This book explores the relation between poststructuralist thought and postcoloniality, and identifies in that interaction the expression of a particular anxiety concerning the form of theoretical writing.
Many so-called poststructuralist thinkers, such as Derrida, Cixous, Lyotard, Barthes, Kristeva and Spivak, have turned their attention at some point in their career towards questions either of postcolonialism, or of cultural domination and difference. For all these thinkers, however, a reflection on such questions has generated a sense of unease concerning the assumed neutrality of theoretical discourse, and the inevitable subjective or autobiographical investments of the writing self.
The book argues that this anxiety betrays an unprecedented lucidity concerning the particular challenges of writing about ourselves and others at a time of postcolonial upheaval.
Jane Hiddleston is a Lecturer and Fellow of Exeter College, Oxford.

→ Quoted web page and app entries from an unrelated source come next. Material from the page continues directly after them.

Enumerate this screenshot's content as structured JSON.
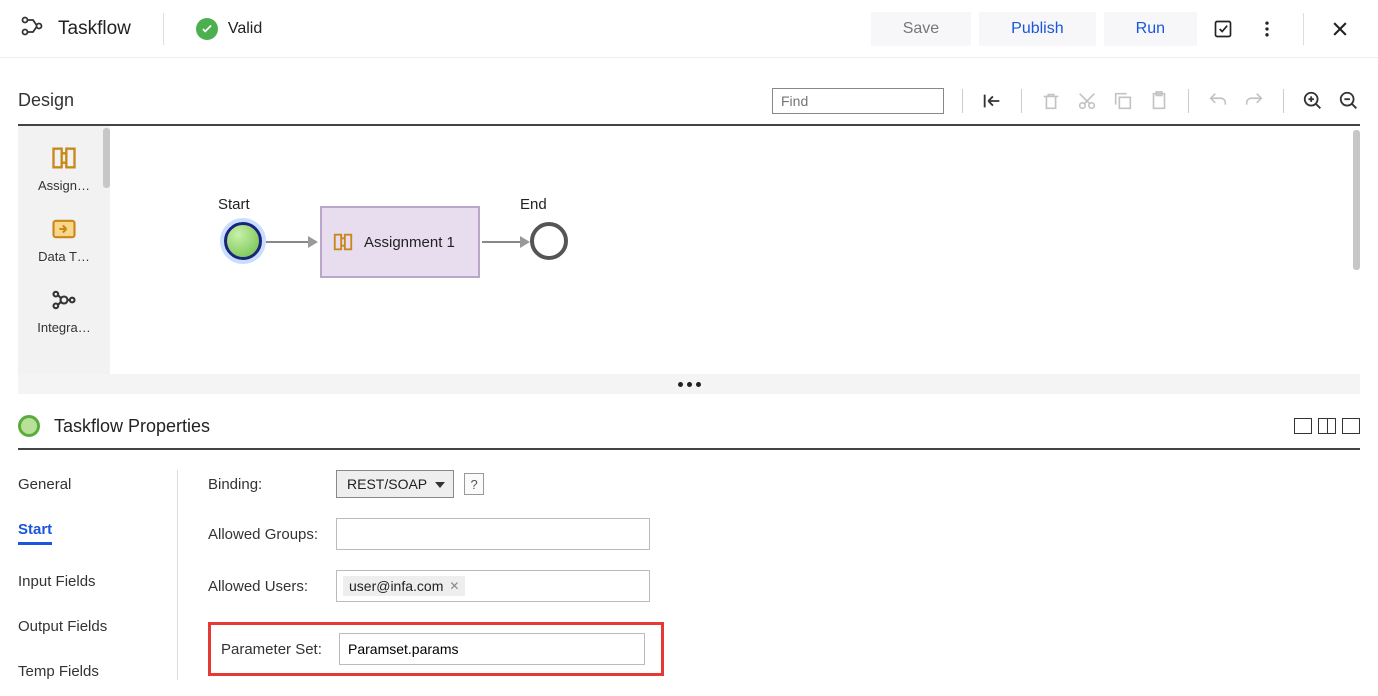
{
  "header": {
    "app_title": "Taskflow",
    "status": "Valid",
    "save_label": "Save",
    "publish_label": "Publish",
    "run_label": "Run"
  },
  "design": {
    "title": "Design",
    "find_placeholder": "Find",
    "palette": [
      {
        "label": "Assign…"
      },
      {
        "label": "Data T…"
      },
      {
        "label": "Integra…"
      }
    ],
    "nodes": {
      "start_label": "Start",
      "assignment_label": "Assignment 1",
      "end_label": "End"
    }
  },
  "properties": {
    "title": "Taskflow Properties",
    "tabs": [
      "General",
      "Start",
      "Input Fields",
      "Output Fields",
      "Temp Fields"
    ],
    "active_tab": "Start",
    "form": {
      "binding_label": "Binding:",
      "binding_value": "REST/SOAP",
      "allowed_groups_label": "Allowed Groups:",
      "allowed_groups_value": "",
      "allowed_users_label": "Allowed Users:",
      "allowed_users_tag": "user@infa.com",
      "parameter_set_label": "Parameter Set:",
      "parameter_set_value": "Paramset.params"
    }
  }
}
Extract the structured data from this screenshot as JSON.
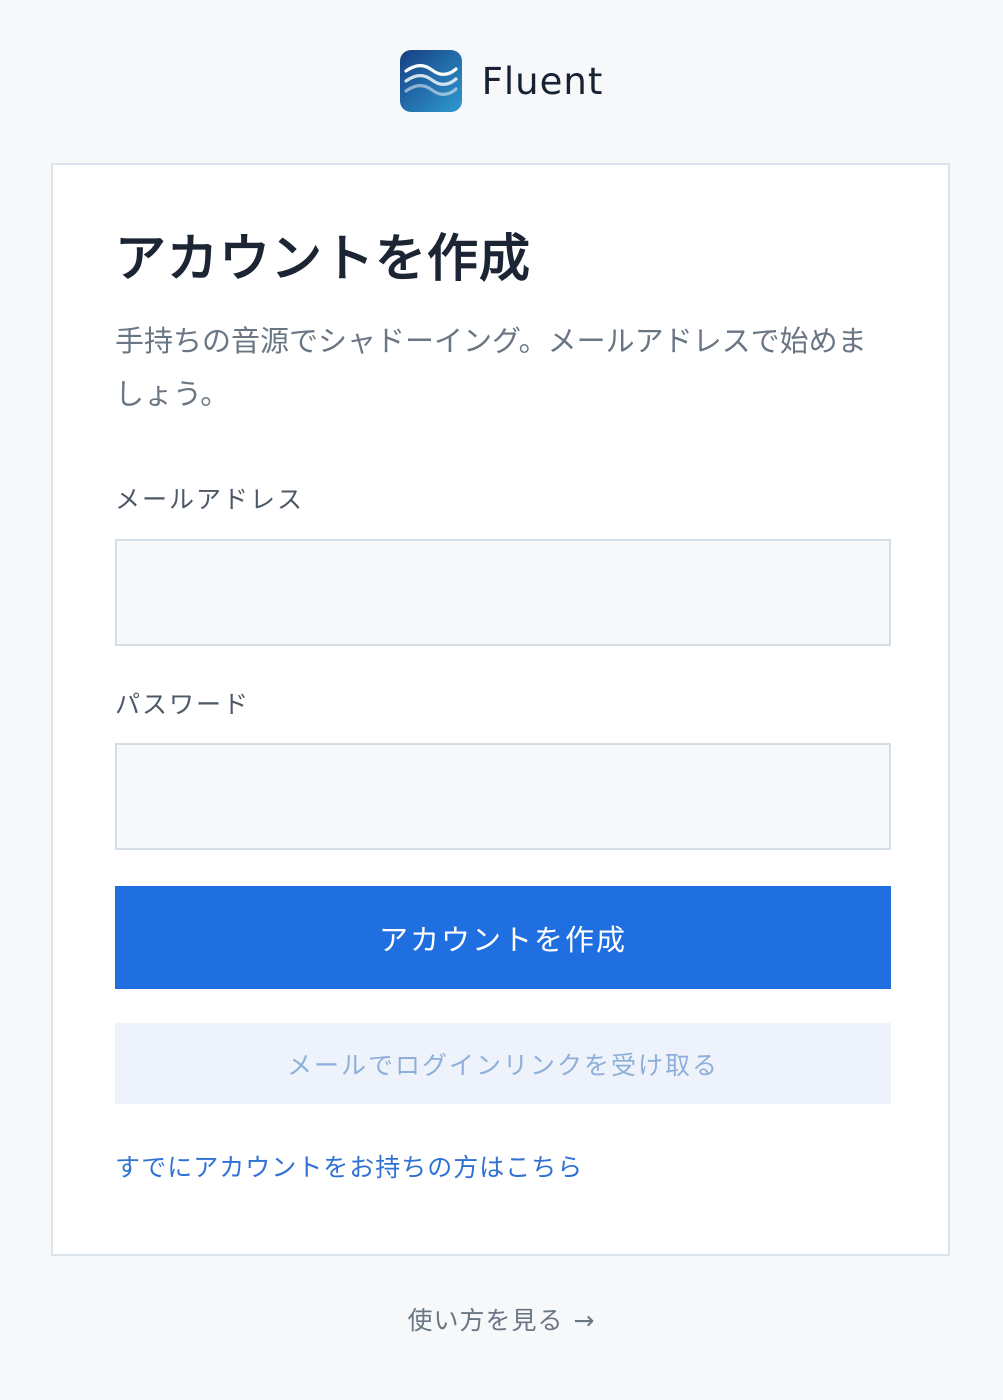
{
  "brand": {
    "name": "Fluent",
    "logo_icon": "wave-icon",
    "logo_gradient": [
      "#163f84",
      "#2f9ad0"
    ]
  },
  "signup": {
    "title": "アカウントを作成",
    "subtitle": "手持ちの音源でシャドーイング。メールアドレスで始めましょう。",
    "email": {
      "label": "メールアドレス",
      "value": ""
    },
    "password": {
      "label": "パスワード",
      "value": ""
    },
    "submit_label": "アカウントを作成",
    "magic_link_label": "メールでログインリンクを受け取る",
    "login_link_label": "すでにアカウントをお持ちの方はこちら"
  },
  "footer": {
    "howto_label": "使い方を見る",
    "howto_arrow": "→"
  },
  "colors": {
    "page_bg": "#f6f8fa",
    "primary": "#1f6fe0",
    "secondary_bg": "#eef3fb",
    "link": "#2f72d3"
  }
}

She is also a Member of the executive committee of the Society for Francophone Postcolonial Studies, and editor of the accompanying journal.